*** Entries provided ***

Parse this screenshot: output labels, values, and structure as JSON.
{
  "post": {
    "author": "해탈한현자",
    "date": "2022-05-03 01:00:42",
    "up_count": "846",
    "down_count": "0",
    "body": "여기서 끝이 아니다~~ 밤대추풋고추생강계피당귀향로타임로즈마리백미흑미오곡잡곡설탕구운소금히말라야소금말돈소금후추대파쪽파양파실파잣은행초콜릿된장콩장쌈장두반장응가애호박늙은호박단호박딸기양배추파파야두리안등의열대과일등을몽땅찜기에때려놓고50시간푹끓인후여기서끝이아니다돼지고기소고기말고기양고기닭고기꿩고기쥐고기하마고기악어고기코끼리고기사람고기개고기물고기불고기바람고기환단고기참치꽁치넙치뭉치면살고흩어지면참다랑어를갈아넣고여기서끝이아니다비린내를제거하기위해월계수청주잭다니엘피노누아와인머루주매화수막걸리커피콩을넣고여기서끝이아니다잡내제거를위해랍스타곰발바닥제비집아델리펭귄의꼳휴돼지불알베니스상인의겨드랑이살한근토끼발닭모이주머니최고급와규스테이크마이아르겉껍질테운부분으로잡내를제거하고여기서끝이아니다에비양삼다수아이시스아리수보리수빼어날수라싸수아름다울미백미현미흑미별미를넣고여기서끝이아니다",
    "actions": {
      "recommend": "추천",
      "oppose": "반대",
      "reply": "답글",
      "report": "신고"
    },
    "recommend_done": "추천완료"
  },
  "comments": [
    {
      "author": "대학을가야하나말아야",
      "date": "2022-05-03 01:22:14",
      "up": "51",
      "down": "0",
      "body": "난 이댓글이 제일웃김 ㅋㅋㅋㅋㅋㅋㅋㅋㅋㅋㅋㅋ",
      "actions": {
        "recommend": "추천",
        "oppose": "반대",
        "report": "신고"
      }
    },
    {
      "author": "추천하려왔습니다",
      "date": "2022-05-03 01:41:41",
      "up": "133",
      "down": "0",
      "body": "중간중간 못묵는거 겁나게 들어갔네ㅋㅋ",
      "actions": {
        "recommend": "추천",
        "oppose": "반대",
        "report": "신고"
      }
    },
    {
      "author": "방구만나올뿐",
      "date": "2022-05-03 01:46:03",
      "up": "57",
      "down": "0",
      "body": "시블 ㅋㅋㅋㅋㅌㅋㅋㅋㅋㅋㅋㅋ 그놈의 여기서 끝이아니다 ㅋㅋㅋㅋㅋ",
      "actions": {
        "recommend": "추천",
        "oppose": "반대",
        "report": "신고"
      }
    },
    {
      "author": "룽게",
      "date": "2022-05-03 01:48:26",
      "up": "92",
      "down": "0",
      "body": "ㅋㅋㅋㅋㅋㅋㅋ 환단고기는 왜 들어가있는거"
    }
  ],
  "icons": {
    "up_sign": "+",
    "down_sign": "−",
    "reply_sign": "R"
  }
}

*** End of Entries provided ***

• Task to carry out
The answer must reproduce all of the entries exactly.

• Response to this exercise
Parse this screenshot: output labels, values, and structure as JSON.
{
  "post": {
    "author": "해탈한현자",
    "date": "2022-05-03 01:00:42",
    "up_count": "846",
    "down_count": "0",
    "body": "여기서 끝이 아니다~~ 밤대추풋고추생강계피당귀향로타임로즈마리백미흑미오곡잡곡설탕구운소금히말라야소금말돈소금후추대파쪽파양파실파잣은행초콜릿된장콩장쌈장두반장응가애호박늙은호박단호박딸기양배추파파야두리안등의열대과일등을몽땅찜기에때려놓고50시간푹끓인후여기서끝이아니다돼지고기소고기말고기양고기닭고기꿩고기쥐고기하마고기악어고기코끼리고기사람고기개고기물고기불고기바람고기환단고기참치꽁치넙치뭉치면살고흩어지면참다랑어를갈아넣고여기서끝이아니다비린내를제거하기위해월계수청주잭다니엘피노누아와인머루주매화수막걸리커피콩을넣고여기서끝이아니다잡내제거를위해랍스타곰발바닥제비집아델리펭귄의꼳휴돼지불알베니스상인의겨드랑이살한근토끼발닭모이주머니최고급와규스테이크마이아르겉껍질테운부분으로잡내를제거하고여기서끝이아니다에비양삼다수아이시스아리수보리수빼어날수라싸수아름다울미백미현미흑미별미를넣고여기서끝이아니다",
    "actions": {
      "recommend": "추천",
      "oppose": "반대",
      "reply": "답글",
      "report": "신고"
    },
    "recommend_done": "추천완료"
  },
  "comments": [
    {
      "author": "대학을가야하나말아야",
      "date": "2022-05-03 01:22:14",
      "up": "51",
      "down": "0",
      "body": "난 이댓글이 제일웃김 ㅋㅋㅋㅋㅋㅋㅋㅋㅋㅋㅋㅋ",
      "actions": {
        "recommend": "추천",
        "oppose": "반대",
        "report": "신고"
      }
    },
    {
      "author": "추천하려왔습니다",
      "date": "2022-05-03 01:41:41",
      "up": "133",
      "down": "0",
      "body": "중간중간 못묵는거 겁나게 들어갔네ㅋㅋ",
      "actions": {
        "recommend": "추천",
        "oppose": "반대",
        "report": "신고"
      }
    },
    {
      "author": "방구만나올뿐",
      "date": "2022-05-03 01:46:03",
      "up": "57",
      "down": "0",
      "body": "시블 ㅋㅋㅋㅋㅌㅋㅋㅋㅋㅋㅋㅋ 그놈의 여기서 끝이아니다 ㅋㅋㅋㅋㅋ",
      "actions": {
        "recommend": "추천",
        "oppose": "반대",
        "report": "신고"
      }
    },
    {
      "author": "룽게",
      "date": "2022-05-03 01:48:26",
      "up": "92",
      "down": "0",
      "body": "ㅋㅋㅋㅋㅋㅋㅋ 환단고기는 왜 들어가있는거"
    }
  ],
  "icons": {
    "up_sign": "+",
    "down_sign": "−",
    "reply_sign": "R"
  }
}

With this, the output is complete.